Stuck for a gift for an impossible-to-buy-for friend or relative? Owe the neighbors an annual token of neighborliness? Get out the food processor and make up a cheese ball or two. Homemade cheese spread is also a diabetic-friendly gift, appreciated by many who face the annual onslaught of cookies, cakes, pies, and pralines with trepidation and concern.
This year, I decided to pack the cheese ball into winter-themed plastic containers, based on the theory that no one likes to re-serve a ragged, half-eaten cheese ball (and not every cheese ball gets eaten on the first go-round). Glass canning jars work well, as do recycled jam and jelly jars. (Dollar stores are full of potential festive containers.) For visual appeal, alternate layers of cheese spread with chopped nuts or a tiny bit of smoked paprika.
Tuck seeded crackers, pretzel rods, bagel chips, or celery and carrot sticks into a cellophane bag to accompany the cheese spread.
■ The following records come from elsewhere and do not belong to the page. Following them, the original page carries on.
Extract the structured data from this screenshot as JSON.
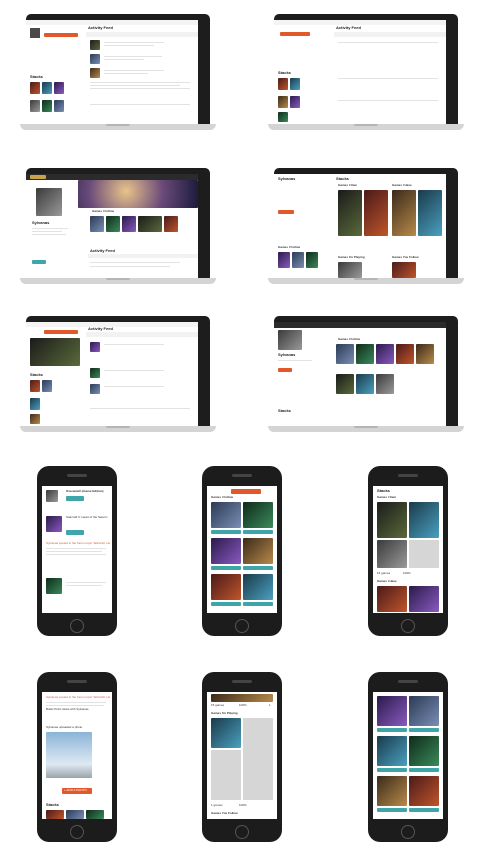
{
  "activity": {
    "title": "Activity Feed",
    "tabs": [
      "All",
      "Blogs",
      "Reviews",
      "Comments",
      "Ratings & Reviews",
      "Follows",
      "Yellow"
    ],
    "follow_label": "Follow",
    "follow_tab": "Follow",
    "time_ago": "1 day"
  },
  "profile": {
    "name": "Sylvanas",
    "stacks_label": "Stacks",
    "my_profile": "Profile",
    "follow_btn": "Follow"
  },
  "shelves": {
    "games_i_own": "Games I Own",
    "games_i_have": "Games I Have",
    "games_i_follow": "Games I Follow",
    "games_i_m_playing": "Games I'm Playing",
    "games_you_follow": "Games You Follow"
  },
  "mobile": {
    "follow_btn": "+ FOLLOW",
    "tiles": [
      {
        "title": "World of Warcraft: Legion"
      },
      {
        "title": "World of Warcraft: Legion"
      },
      {
        "title": "Heroes of the Storm"
      },
      {
        "title": "Hearthstone: Heroes of Warcraft"
      },
      {
        "title": "Diablo III"
      },
      {
        "title": "StarCraft II"
      }
    ],
    "game_count": "15 games",
    "percent": "100%",
    "status_count": "1",
    "feed_title": "Overwatch (Game Edition)",
    "feed_line": "Starcraft II: Heart of the Swarm",
    "post_link": "Sylvanas posted in the forum topic: Warcraft, Hearthstone",
    "photo_caption": "Sylvanas uploaded a photo",
    "news_line": "Bullet Point ranks with Sylvanas",
    "add_button": "+ ADD A PHOTO",
    "stacks_heading": "Stacks",
    "games_i_own": "Games I Own",
    "games_i_follow": "Games I Follow",
    "games_i_m_playing": "Games I'm Playing",
    "games_you_follow": "Games You Follow",
    "games_i_have": "Games I Have",
    "games_count_sm": "1 games",
    "tile_heroes": "Heroes of the Storm",
    "tile_heartstone": "Hearthstone: Heroes of Warcraft",
    "tile_sc2": "StarCraft II",
    "tile_legacy": "StarCraft II: Legacy of the Void",
    "tile_sims": "The Sims 4: Get to Work",
    "tile_sims2": "The Sims 4: Get Together"
  }
}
Now you can check grumpy Uncle Ed off of your to-do list.
Cheese ball (or spread)
- 8 oz extra-sharp cheddar
- 2 oz aged parmesan
- 2 oz pecorino romano
- 8 oz cream cheese, softened
- 2 tsp worcestershire sauce
- 1/4 tsp dry mustard
- 1/4 tsp celery seed
- 5-15 drops Tabasco, to taste
- chopped nuts (sunflower seeds, almonds, pecans)
- smoked paprika (optional)
Using a food processor, finely shred the cheeses. Swap the shredding blade for chopping blade, and add the cream cheese, worcestershire sauce, dry mustard, celery seed, and Tabasco. Process in pulses until the mixture is completely blended. Depending on your preference, continue to process until uniform in color, or leave a few bits of shredded cheese for a chunkier texture.
Like a spicier spread? Add more Tabasco. Want a pimento-cheese flavor? Dump in a jar of diced pimentos, drained, along with the other seasonings. Go south Asian–add a bottle of your favorite chutney and some roasted peanuts. Substitute a nice Gruyere for the cheddar, adding a drop or two of Kirsch, for a “fondue” spread. Or, clean out the refrigerator cheese drawer (doesn’t everyone have a cheese drawer?), using 2 to 4 oz odds and ends of various hard & soft cheeses. A clove of garlic is a wonderful addition, but raw garlic quickly turns strong and gamy. I generally leave it out unless I know the spread will be consumed within a day or two; ditto for fresh parsley, green onions, or chives.